Data Block Start
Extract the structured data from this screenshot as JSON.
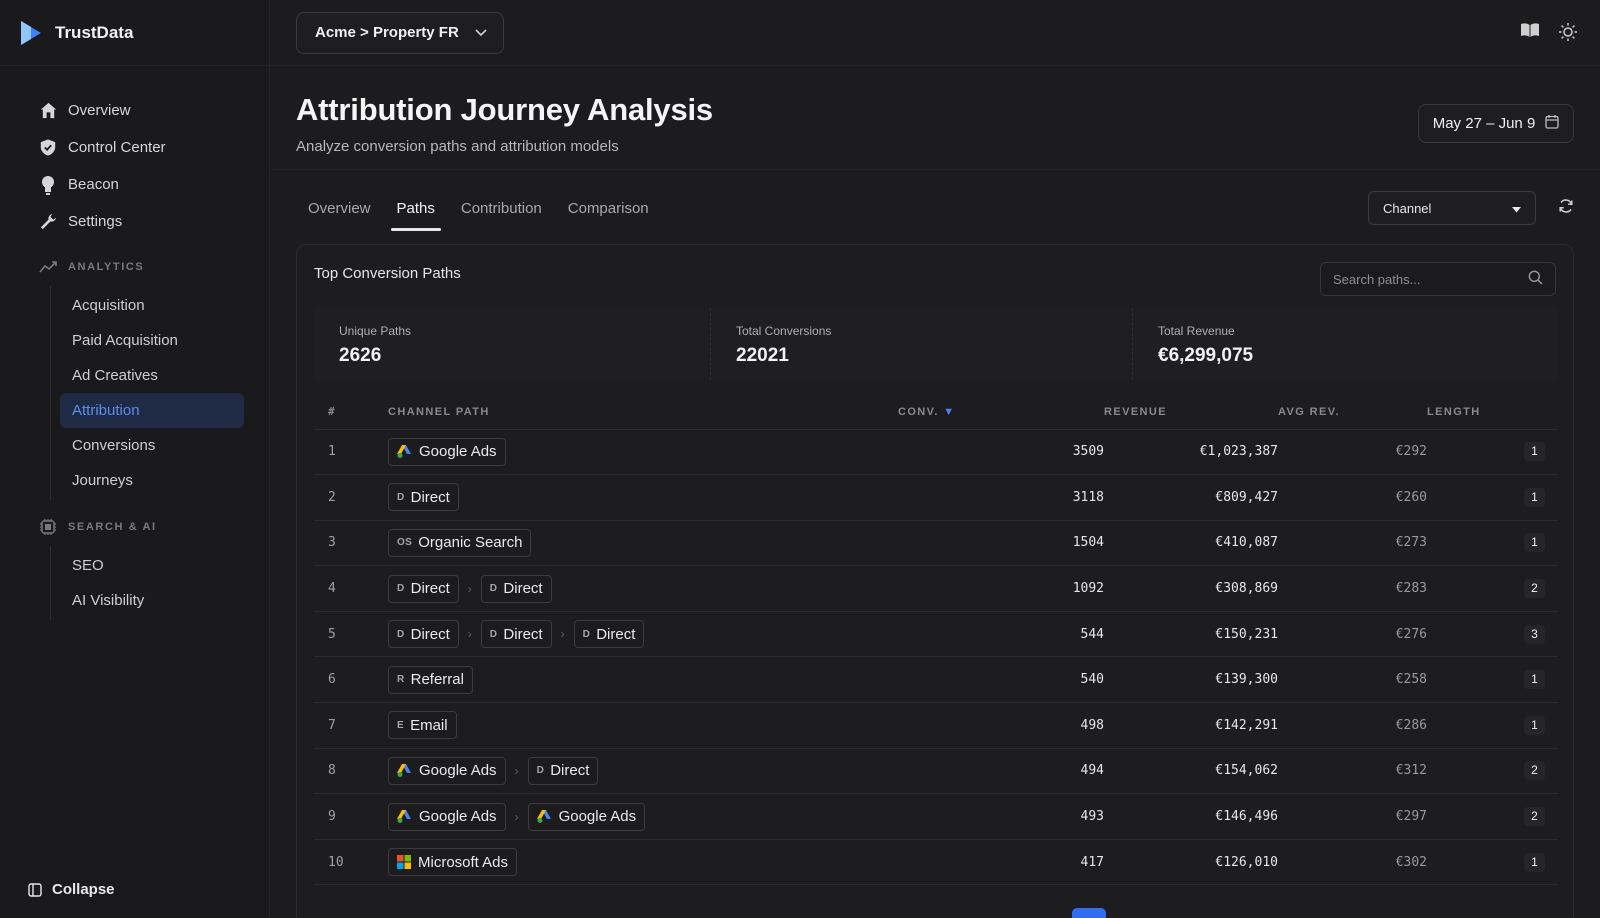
{
  "app": {
    "name": "TrustData"
  },
  "sidebar": {
    "items": [
      {
        "label": "Overview",
        "icon": "home-icon"
      },
      {
        "label": "Control Center",
        "icon": "shield-icon"
      },
      {
        "label": "Beacon",
        "icon": "bulb-icon"
      },
      {
        "label": "Settings",
        "icon": "wrench-icon"
      }
    ],
    "analytics": {
      "heading": "ANALYTICS",
      "items": [
        "Acquisition",
        "Paid Acquisition",
        "Ad Creatives",
        "Attribution",
        "Conversions",
        "Journeys"
      ],
      "active": "Attribution"
    },
    "search_ai": {
      "heading": "SEARCH & AI",
      "items": [
        "SEO",
        "AI Visibility"
      ]
    },
    "collapse_label": "Collapse"
  },
  "topbar": {
    "property": "Acme > Property FR"
  },
  "header": {
    "title": "Attribution Journey Analysis",
    "subtitle": "Analyze conversion paths and attribution models",
    "date_range": "May 27 – Jun 9"
  },
  "tabs": {
    "items": [
      "Overview",
      "Paths",
      "Contribution",
      "Comparison"
    ],
    "active": "Paths"
  },
  "grouping": {
    "value": "Channel"
  },
  "card": {
    "title": "Top Conversion Paths",
    "search_placeholder": "Search paths...",
    "stats": [
      {
        "label": "Unique Paths",
        "value": "2626"
      },
      {
        "label": "Total Conversions",
        "value": "22021"
      },
      {
        "label": "Total Revenue",
        "value": "€6,299,075"
      }
    ],
    "columns": [
      "#",
      "CHANNEL PATH",
      "CONV.",
      "REVENUE",
      "AVG REV.",
      "LENGTH"
    ],
    "sort_indicator": "▼",
    "rows": [
      {
        "idx": "1",
        "path": [
          {
            "name": "Google Ads",
            "kind": "google"
          }
        ],
        "conv": "3509",
        "revenue": "€1,023,387",
        "avg": "€292",
        "length": "1"
      },
      {
        "idx": "2",
        "path": [
          {
            "name": "Direct",
            "abbr": "D"
          }
        ],
        "conv": "3118",
        "revenue": "€809,427",
        "avg": "€260",
        "length": "1"
      },
      {
        "idx": "3",
        "path": [
          {
            "name": "Organic Search",
            "abbr": "OS"
          }
        ],
        "conv": "1504",
        "revenue": "€410,087",
        "avg": "€273",
        "length": "1"
      },
      {
        "idx": "4",
        "path": [
          {
            "name": "Direct",
            "abbr": "D"
          },
          {
            "name": "Direct",
            "abbr": "D"
          }
        ],
        "conv": "1092",
        "revenue": "€308,869",
        "avg": "€283",
        "length": "2"
      },
      {
        "idx": "5",
        "path": [
          {
            "name": "Direct",
            "abbr": "D"
          },
          {
            "name": "Direct",
            "abbr": "D"
          },
          {
            "name": "Direct",
            "abbr": "D"
          }
        ],
        "conv": "544",
        "revenue": "€150,231",
        "avg": "€276",
        "length": "3"
      },
      {
        "idx": "6",
        "path": [
          {
            "name": "Referral",
            "abbr": "R"
          }
        ],
        "conv": "540",
        "revenue": "€139,300",
        "avg": "€258",
        "length": "1"
      },
      {
        "idx": "7",
        "path": [
          {
            "name": "Email",
            "abbr": "E"
          }
        ],
        "conv": "498",
        "revenue": "€142,291",
        "avg": "€286",
        "length": "1"
      },
      {
        "idx": "8",
        "path": [
          {
            "name": "Google Ads",
            "kind": "google"
          },
          {
            "name": "Direct",
            "abbr": "D"
          }
        ],
        "conv": "494",
        "revenue": "€154,062",
        "avg": "€312",
        "length": "2"
      },
      {
        "idx": "9",
        "path": [
          {
            "name": "Google Ads",
            "kind": "google"
          },
          {
            "name": "Google Ads",
            "kind": "google"
          }
        ],
        "conv": "493",
        "revenue": "€146,496",
        "avg": "€297",
        "length": "2"
      },
      {
        "idx": "10",
        "path": [
          {
            "name": "Microsoft Ads",
            "kind": "microsoft"
          }
        ],
        "conv": "417",
        "revenue": "€126,010",
        "avg": "€302",
        "length": "1"
      }
    ]
  },
  "colors": {
    "accent": "#2f6ef0",
    "active_nav_bg": "#1f2a44",
    "active_nav_text": "#5b8ef0",
    "background": "#1c1c1e"
  }
}
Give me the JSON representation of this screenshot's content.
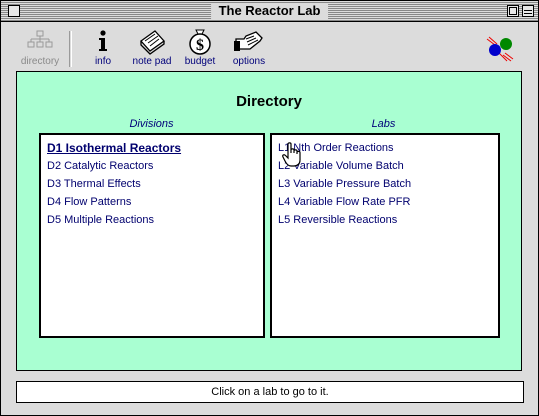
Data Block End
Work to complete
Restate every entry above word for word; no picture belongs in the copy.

Response to the task
Extract the structured data from this screenshot as JSON.
{
  "app": {
    "name": "TrustData"
  },
  "sidebar": {
    "items": [
      {
        "label": "Overview",
        "icon": "home-icon"
      },
      {
        "label": "Control Center",
        "icon": "shield-icon"
      },
      {
        "label": "Beacon",
        "icon": "bulb-icon"
      },
      {
        "label": "Settings",
        "icon": "wrench-icon"
      }
    ],
    "analytics": {
      "heading": "ANALYTICS",
      "items": [
        "Acquisition",
        "Paid Acquisition",
        "Ad Creatives",
        "Attribution",
        "Conversions",
        "Journeys"
      ],
      "active": "Attribution"
    },
    "search_ai": {
      "heading": "SEARCH & AI",
      "items": [
        "SEO",
        "AI Visibility"
      ]
    },
    "collapse_label": "Collapse"
  },
  "topbar": {
    "property": "Acme > Property FR"
  },
  "header": {
    "title": "Attribution Journey Analysis",
    "subtitle": "Analyze conversion paths and attribution models",
    "date_range": "May 27 – Jun 9"
  },
  "tabs": {
    "items": [
      "Overview",
      "Paths",
      "Contribution",
      "Comparison"
    ],
    "active": "Paths"
  },
  "grouping": {
    "value": "Channel"
  },
  "card": {
    "title": "Top Conversion Paths",
    "search_placeholder": "Search paths...",
    "stats": [
      {
        "label": "Unique Paths",
        "value": "2626"
      },
      {
        "label": "Total Conversions",
        "value": "22021"
      },
      {
        "label": "Total Revenue",
        "value": "€6,299,075"
      }
    ],
    "columns": [
      "#",
      "CHANNEL PATH",
      "CONV.",
      "REVENUE",
      "AVG REV.",
      "LENGTH"
    ],
    "sort_indicator": "▼",
    "rows": [
      {
        "idx": "1",
        "path": [
          {
            "name": "Google Ads",
            "kind": "google"
          }
        ],
        "conv": "3509",
        "revenue": "€1,023,387",
        "avg": "€292",
        "length": "1"
      },
      {
        "idx": "2",
        "path": [
          {
            "name": "Direct",
            "abbr": "D"
          }
        ],
        "conv": "3118",
        "revenue": "€809,427",
        "avg": "€260",
        "length": "1"
      },
      {
        "idx": "3",
        "path": [
          {
            "name": "Organic Search",
            "abbr": "OS"
          }
        ],
        "conv": "1504",
        "revenue": "€410,087",
        "avg": "€273",
        "length": "1"
      },
      {
        "idx": "4",
        "path": [
          {
            "name": "Direct",
            "abbr": "D"
          },
          {
            "name": "Direct",
            "abbr": "D"
          }
        ],
        "conv": "1092",
        "revenue": "€308,869",
        "avg": "€283",
        "length": "2"
      },
      {
        "idx": "5",
        "path": [
          {
            "name": "Direct",
            "abbr": "D"
          },
          {
            "name": "Direct",
            "abbr": "D"
          },
          {
            "name": "Direct",
            "abbr": "D"
          }
        ],
        "conv": "544",
        "revenue": "€150,231",
        "avg": "€276",
        "length": "3"
      },
      {
        "idx": "6",
        "path": [
          {
            "name": "Referral",
            "abbr": "R"
          }
        ],
        "conv": "540",
        "revenue": "€139,300",
        "avg": "€258",
        "length": "1"
      },
      {
        "idx": "7",
        "path": [
          {
            "name": "Email",
            "abbr": "E"
          }
        ],
        "conv": "498",
        "revenue": "€142,291",
        "avg": "€286",
        "length": "1"
      },
      {
        "idx": "8",
        "path": [
          {
            "name": "Google Ads",
            "kind": "google"
          },
          {
            "name": "Direct",
            "abbr": "D"
          }
        ],
        "conv": "494",
        "revenue": "€154,062",
        "avg": "€312",
        "length": "2"
      },
      {
        "idx": "9",
        "path": [
          {
            "name": "Google Ads",
            "kind": "google"
          },
          {
            "name": "Google Ads",
            "kind": "google"
          }
        ],
        "conv": "493",
        "revenue": "€146,496",
        "avg": "€297",
        "length": "2"
      },
      {
        "idx": "10",
        "path": [
          {
            "name": "Microsoft Ads",
            "kind": "microsoft"
          }
        ],
        "conv": "417",
        "revenue": "€126,010",
        "avg": "€302",
        "length": "1"
      }
    ]
  },
  "colors": {
    "accent": "#2f6ef0",
    "active_nav_bg": "#1f2a44",
    "active_nav_text": "#5b8ef0",
    "background": "#1c1c1e"
  }
}
Give me the JSON representation of this screenshot's content.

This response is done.